A bit of perspective is needed here. Stirling’s was not it. And it was never going to be.
Racing Ready wants to know what you think about the female gender racing with their peers in Formula 1. Would you want to watch & follow them challenge the male F1 driver status quo?
Autocrossing Basics to Get You Started, by John Kuykendall
John Kuykendall, of the Blue Ridge Miata Club, has put together a detailed & well-written reference article regarding all that you would want to know about getting started in autocross (to access, click the link above). This article works, regardless of whether you own & drive a Miata, or some other car (even your daily driver).
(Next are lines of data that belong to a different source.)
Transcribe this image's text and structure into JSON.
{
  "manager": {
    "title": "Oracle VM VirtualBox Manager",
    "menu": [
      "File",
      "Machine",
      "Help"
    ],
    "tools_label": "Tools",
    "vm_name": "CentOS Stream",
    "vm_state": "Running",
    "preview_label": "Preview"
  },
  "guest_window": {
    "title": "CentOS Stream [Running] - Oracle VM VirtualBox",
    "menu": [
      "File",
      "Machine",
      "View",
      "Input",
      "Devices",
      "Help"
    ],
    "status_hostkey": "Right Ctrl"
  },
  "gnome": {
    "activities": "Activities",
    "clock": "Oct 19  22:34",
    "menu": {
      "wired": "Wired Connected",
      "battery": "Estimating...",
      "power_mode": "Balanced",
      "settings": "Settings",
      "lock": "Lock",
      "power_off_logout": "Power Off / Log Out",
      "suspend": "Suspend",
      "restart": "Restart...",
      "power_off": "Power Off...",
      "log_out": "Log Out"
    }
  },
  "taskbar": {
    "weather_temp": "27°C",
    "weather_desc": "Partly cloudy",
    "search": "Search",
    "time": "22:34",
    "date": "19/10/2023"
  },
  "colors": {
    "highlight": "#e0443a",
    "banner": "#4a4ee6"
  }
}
I am listing the article sections to appreciate that this IS a good read:
- What is Autocross?
- How Do I Get Started?
- What Do I Need?
- What Will Autocrossing Do to My Miata?
- How Do I Prepare My Car?
- What Can I Expect at My First Autocross Event?
- How Do I Get Better?
- What Other Types of Competition Are There for a Miata?
- What Else Do I Need to Know?
John also includes a comprehensive list of references (but some may be out of date) & a good bibliography.
I’d suggest you print this out to review & study, & then review again later. There is a bit of reading involved, but none of it is fluff. There is very good content here to get started in (or back into, like me, blush) autocrossing. Very well worth the read & highly recommended by Racing Ready !